He then bought early English silver and pewter concurrently, noting: “I spent some time comparing the relationship between the two metals, their manufacture, their design and how they complemented each other in use throughout the period.” Little’s £1m pewter collection was sold at Christie’s in 2007.
The 26 pieces of silver, carefully assembled with the help of Godalming dealer Alastair Dickenson, took as its starting point a desire to include only exceptional pieces and a wide variety of different shapes and forms from the period.
Many of the objects are only familiar today from a handful of survivors in major museum collections, depictions in 16th-17th century still-life paintings or from Victorian copies. It comprises some of the best items available to commerce across the past 25 years.

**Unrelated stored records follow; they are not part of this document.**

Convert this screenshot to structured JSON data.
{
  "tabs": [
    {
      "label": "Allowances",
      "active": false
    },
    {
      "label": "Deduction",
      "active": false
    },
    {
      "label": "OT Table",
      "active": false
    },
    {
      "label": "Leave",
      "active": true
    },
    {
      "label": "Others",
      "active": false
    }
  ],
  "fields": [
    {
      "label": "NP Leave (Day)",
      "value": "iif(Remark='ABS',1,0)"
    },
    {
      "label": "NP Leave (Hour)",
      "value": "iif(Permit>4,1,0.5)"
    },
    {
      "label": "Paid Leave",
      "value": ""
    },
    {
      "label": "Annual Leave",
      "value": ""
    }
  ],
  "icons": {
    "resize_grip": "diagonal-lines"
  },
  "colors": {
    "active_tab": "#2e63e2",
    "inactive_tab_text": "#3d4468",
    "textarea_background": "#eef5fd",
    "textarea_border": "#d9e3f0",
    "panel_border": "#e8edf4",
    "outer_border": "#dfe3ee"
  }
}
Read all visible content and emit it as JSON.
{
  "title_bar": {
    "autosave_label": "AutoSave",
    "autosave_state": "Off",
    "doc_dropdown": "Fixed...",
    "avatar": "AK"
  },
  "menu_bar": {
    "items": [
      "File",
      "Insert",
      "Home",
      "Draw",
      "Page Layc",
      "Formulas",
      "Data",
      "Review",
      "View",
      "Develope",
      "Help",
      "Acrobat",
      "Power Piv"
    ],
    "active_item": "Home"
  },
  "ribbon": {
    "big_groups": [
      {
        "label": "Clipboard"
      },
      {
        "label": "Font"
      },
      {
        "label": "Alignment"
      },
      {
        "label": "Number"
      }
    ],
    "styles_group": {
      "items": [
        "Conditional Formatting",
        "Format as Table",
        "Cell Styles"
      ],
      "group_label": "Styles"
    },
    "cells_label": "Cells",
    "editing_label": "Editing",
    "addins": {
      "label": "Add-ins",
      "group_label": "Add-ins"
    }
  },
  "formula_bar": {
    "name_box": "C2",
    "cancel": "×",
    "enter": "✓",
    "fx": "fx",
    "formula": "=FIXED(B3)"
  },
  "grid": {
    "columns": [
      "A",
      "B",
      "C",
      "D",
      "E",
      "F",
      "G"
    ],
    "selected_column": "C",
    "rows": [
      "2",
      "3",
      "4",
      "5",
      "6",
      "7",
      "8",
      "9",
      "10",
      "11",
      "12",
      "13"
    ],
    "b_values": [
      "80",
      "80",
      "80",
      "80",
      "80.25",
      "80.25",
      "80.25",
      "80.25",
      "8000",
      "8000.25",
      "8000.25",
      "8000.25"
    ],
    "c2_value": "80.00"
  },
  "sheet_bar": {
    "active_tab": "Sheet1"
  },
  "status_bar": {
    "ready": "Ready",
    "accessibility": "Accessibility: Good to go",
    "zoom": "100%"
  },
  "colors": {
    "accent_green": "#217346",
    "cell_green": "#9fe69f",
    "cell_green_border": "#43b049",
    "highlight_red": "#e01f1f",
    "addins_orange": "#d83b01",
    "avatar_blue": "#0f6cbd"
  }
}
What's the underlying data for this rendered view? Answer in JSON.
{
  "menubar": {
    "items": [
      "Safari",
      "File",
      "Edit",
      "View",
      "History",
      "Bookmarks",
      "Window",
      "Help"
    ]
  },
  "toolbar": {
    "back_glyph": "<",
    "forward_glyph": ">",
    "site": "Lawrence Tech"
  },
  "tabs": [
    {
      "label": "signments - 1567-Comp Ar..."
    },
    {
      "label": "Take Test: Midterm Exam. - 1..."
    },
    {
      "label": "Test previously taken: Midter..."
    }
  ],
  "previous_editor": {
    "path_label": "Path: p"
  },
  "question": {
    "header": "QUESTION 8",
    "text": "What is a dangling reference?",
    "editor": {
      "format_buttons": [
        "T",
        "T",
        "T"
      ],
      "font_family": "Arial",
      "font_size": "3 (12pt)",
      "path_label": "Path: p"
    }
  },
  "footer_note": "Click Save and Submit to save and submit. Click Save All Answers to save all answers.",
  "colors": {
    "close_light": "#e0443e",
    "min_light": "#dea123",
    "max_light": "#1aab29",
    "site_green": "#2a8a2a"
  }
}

Some, such as two Elizabethan dishes from the so-called Armada Service, hidden in Devon during the Civil War and rediscovered by farm labourers in 1827, will be familiar. They were bought by Dickinson for the Little collection in 2009 for £140,000 at Lawrences of Crewkerne.
Timothy Schroder, author of English Silver before the Civil War, The David Little Collection (2015) described the collection as “remarkable and well-chosen...assembled in an age when such things are increasingly hard to come by”.
Estimates will range from £4000-6000 for a James I silver-mounted cowrie shell casting bottle, c.1600, to £180,000-220,000 for an Elizabethan cup formerly in the Pierpont Morgan collection.